I very much doubt that any harm will come to you from a genuine atheist, but if you do fear death, I’d definitely advise you to look over your shoulder when a Christian, Hindu or Muslim is behind you; I’m afraid their track record in peaceful dialogue is very poor indeed.
Have you looked at the evidence? I have no fear about life after death, its reality or not. But I have looked at the evidence, and the only honest answer is that there must be more than these three dimensions of space, and that consciousness does indeed continue after death.
If you can show, by pointing to evidence, that this is wrong, I will pay attention, but if you merely repeat the old unfounded myth that it is fear that causes people to believe in Life After Death, then I can only think that it is Faith alone that can support your myth-based belief. I am here to stand for rational belief, not Faith or Myth.
This website is for thinking, not for faith-based belief such as yours.
As for your continuing to mention atheism the way that you do, did you realise that there is an entire major Religion, Buddhism, that believes in an afterlife, and does not believe in God? I am not a Buddhist, but I still see no need to confuse disbelief in the afterlife and disbelief in God as being the same disbelief. I am happy to disbelieve what there is no evidence for, but when there is actual evidence, I will base my belief, or lack of it, on my appraisal of that evidence, not on a myth (however popular that muth might be).
Actually I have looked at the evidence Kumera,
From personal experience.
I was helping someone bleed his brakes on his car and I was in the car up on a hoist.
He had gone to get some tools and I decided (rather stupidly I must confess) to jump out of the car rather than wait for him to lower the hoist.

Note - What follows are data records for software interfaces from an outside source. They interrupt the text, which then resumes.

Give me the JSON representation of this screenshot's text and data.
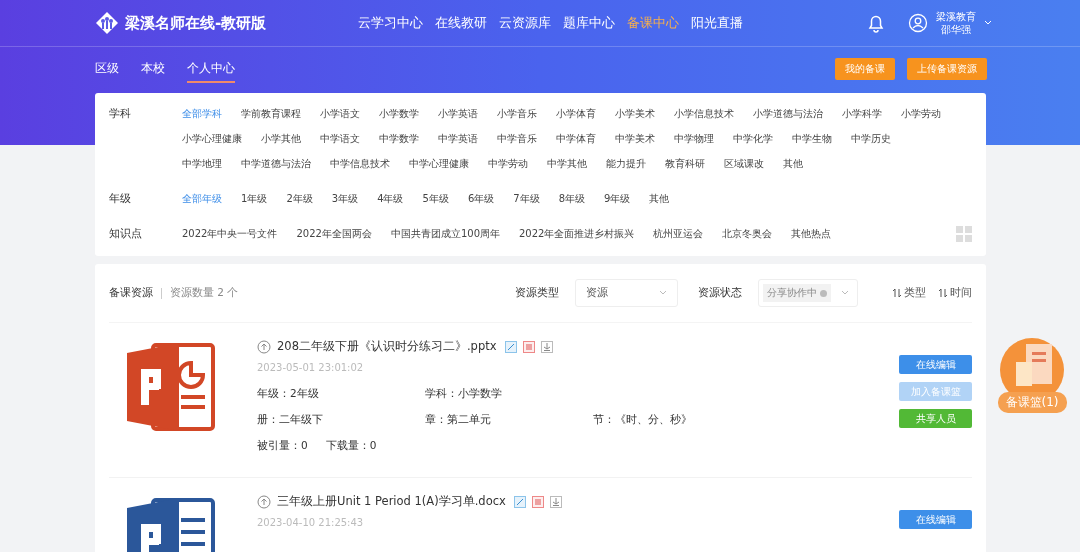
{
  "header": {
    "logo_text": "梁溪名师在线-教研版",
    "nav": [
      {
        "label": "云学习中心",
        "selected": false
      },
      {
        "label": "在线教研",
        "selected": false
      },
      {
        "label": "云资源库",
        "selected": false
      },
      {
        "label": "题库中心",
        "selected": false
      },
      {
        "label": "备课中心",
        "selected": true
      },
      {
        "label": "阳光直播",
        "selected": false
      }
    ],
    "user": {
      "org": "梁溪教育",
      "name": "邵华强"
    }
  },
  "subnav": {
    "tabs": [
      {
        "label": "区级",
        "selected": false
      },
      {
        "label": "本校",
        "selected": false
      },
      {
        "label": "个人中心",
        "selected": true
      }
    ],
    "actions": [
      "我的备课",
      "上传备课资源"
    ]
  },
  "filters": [
    {
      "label": "学科",
      "options": [
        {
          "label": "全部学科",
          "selected": true
        },
        {
          "label": "学前教育课程",
          "selected": false
        },
        {
          "label": "小学语文",
          "selected": false
        },
        {
          "label": "小学数学",
          "selected": false
        },
        {
          "label": "小学英语",
          "selected": false
        },
        {
          "label": "小学音乐",
          "selected": false
        },
        {
          "label": "小学体育",
          "selected": false
        },
        {
          "label": "小学美术",
          "selected": false
        },
        {
          "label": "小学信息技术",
          "selected": false
        },
        {
          "label": "小学道德与法治",
          "selected": false
        },
        {
          "label": "小学科学",
          "selected": false
        },
        {
          "label": "小学劳动",
          "selected": false
        },
        {
          "label": "小学心理健康",
          "selected": false
        },
        {
          "label": "小学其他",
          "selected": false
        },
        {
          "label": "中学语文",
          "selected": false
        },
        {
          "label": "中学数学",
          "selected": false
        },
        {
          "label": "中学英语",
          "selected": false
        },
        {
          "label": "中学音乐",
          "selected": false
        },
        {
          "label": "中学体育",
          "selected": false
        },
        {
          "label": "中学美术",
          "selected": false
        },
        {
          "label": "中学物理",
          "selected": false
        },
        {
          "label": "中学化学",
          "selected": false
        },
        {
          "label": "中学生物",
          "selected": false
        },
        {
          "label": "中学历史",
          "selected": false
        },
        {
          "label": "中学地理",
          "selected": false
        },
        {
          "label": "中学道德与法治",
          "selected": false
        },
        {
          "label": "中学信息技术",
          "selected": false
        },
        {
          "label": "中学心理健康",
          "selected": false
        },
        {
          "label": "中学劳动",
          "selected": false
        },
        {
          "label": "中学其他",
          "selected": false
        },
        {
          "label": "能力提升",
          "selected": false
        },
        {
          "label": "教育科研",
          "selected": false
        },
        {
          "label": "区域课改",
          "selected": false
        },
        {
          "label": "其他",
          "selected": false
        }
      ]
    },
    {
      "label": "年级",
      "options": [
        {
          "label": "全部年级",
          "selected": true
        },
        {
          "label": "1年级",
          "selected": false
        },
        {
          "label": "2年级",
          "selected": false
        },
        {
          "label": "3年级",
          "selected": false
        },
        {
          "label": "4年级",
          "selected": false
        },
        {
          "label": "5年级",
          "selected": false
        },
        {
          "label": "6年级",
          "selected": false
        },
        {
          "label": "7年级",
          "selected": false
        },
        {
          "label": "8年级",
          "selected": false
        },
        {
          "label": "9年级",
          "selected": false
        },
        {
          "label": "其他",
          "selected": false
        }
      ]
    },
    {
      "label": "知识点",
      "options": [
        {
          "label": "2022年中央一号文件",
          "selected": false
        },
        {
          "label": "2022年全国两会",
          "selected": false
        },
        {
          "label": "中国共青团成立100周年",
          "selected": false
        },
        {
          "label": "2022年全面推进乡村振兴",
          "selected": false
        },
        {
          "label": "杭州亚运会",
          "selected": false
        },
        {
          "label": "北京冬奥会",
          "selected": false
        },
        {
          "label": "其他热点",
          "selected": false
        }
      ]
    }
  ],
  "toolbar": {
    "title": "备课资源",
    "count": "资源数量 2 个",
    "type_label": "资源类型",
    "type_value": "资源",
    "status_label": "资源状态",
    "status_chip": "分享协作中",
    "sorts": [
      "类型",
      "时间"
    ]
  },
  "resources": [
    {
      "kind": "pptx",
      "title": "208二年级下册《认识时分练习二》.pptx",
      "date": "2023-05-01 23:01:02",
      "rows": [
        [
          "年级：2年级",
          "学科：小学数学"
        ],
        [
          "册：二年级下",
          "章：第二单元",
          "节：《时、分、秒》"
        ],
        [
          "被引量：0",
          "下载量：0"
        ]
      ],
      "buttons": [
        {
          "label": "在线编辑",
          "kind": "edit"
        },
        {
          "label": "加入备课篮",
          "kind": "disabled"
        },
        {
          "label": "共享人员",
          "kind": "share"
        }
      ]
    },
    {
      "kind": "docx",
      "title": "三年级上册Unit 1 Period 1(A)学习单.docx",
      "date": "2023-04-10 21:25:43",
      "buttons": [
        {
          "label": "在线编辑",
          "kind": "edit"
        }
      ]
    }
  ],
  "basket": {
    "label": "备课篮(1)"
  }
}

I managed to get myself caught in the seatbelt as I came down and before long, I was getting strangled and lost consciousness.
By the time he returned, I was completely out of it and he quickly lowered the hoist and tried to resuscitate me, but to no avail.
When the ambulance arrived, they were more successful but I was clinically dead for an unknown period of time.
I was one of the very lucky ones obviously and managed to escape any brain damage.
What I can tell you is this.
There was no bright light, no angels waiting for me; in fact no sensation at all. Complete nothingness in fact.
What I do recall was the intense pain of revival and that was indeed extremely unpleasant.
I do not have a ‘faith-based’ belief in no afterlife. The point is, I have no faith at all.
Human beings on the cosmic scheme of things are not particularly special and it would be chauvinistic to believe it is so.
We are merely electro-mechanical machines. More complex than computers perhaps, but the Universe has about 15 to 20 billion years head start on us, but like any machine, when you turn off the switch, we turn off completely.
I am sorry to hear of your accident, and hope there are no ongoing medical issues as a result of it.
However, I am not surprised that you have no recollection of consciousness during your clinical death. Only 30% of such physical traumas produce reports of out-of-body consciousness, and less than 5% of those are veridical (which means that the subject reports information gleaned while "out of the body" that he could not be expected to have obtained by any physical means). So, you are simply one of the majority.
Accordingly, while you have indeed experienced a small piece of evidence, it was too small a sample to be statistically valid.
And, NDEs are only one of the approximately thirty different types of evidence that are available that point to the reality of the afterlife.
You say that you have no faith at all, and yet you had enough faith in your belief to be able to say to me in your first post that there just isn't an afterlife. It definitely takes faith to be able to say that with such certainty, without solid supporting evidence.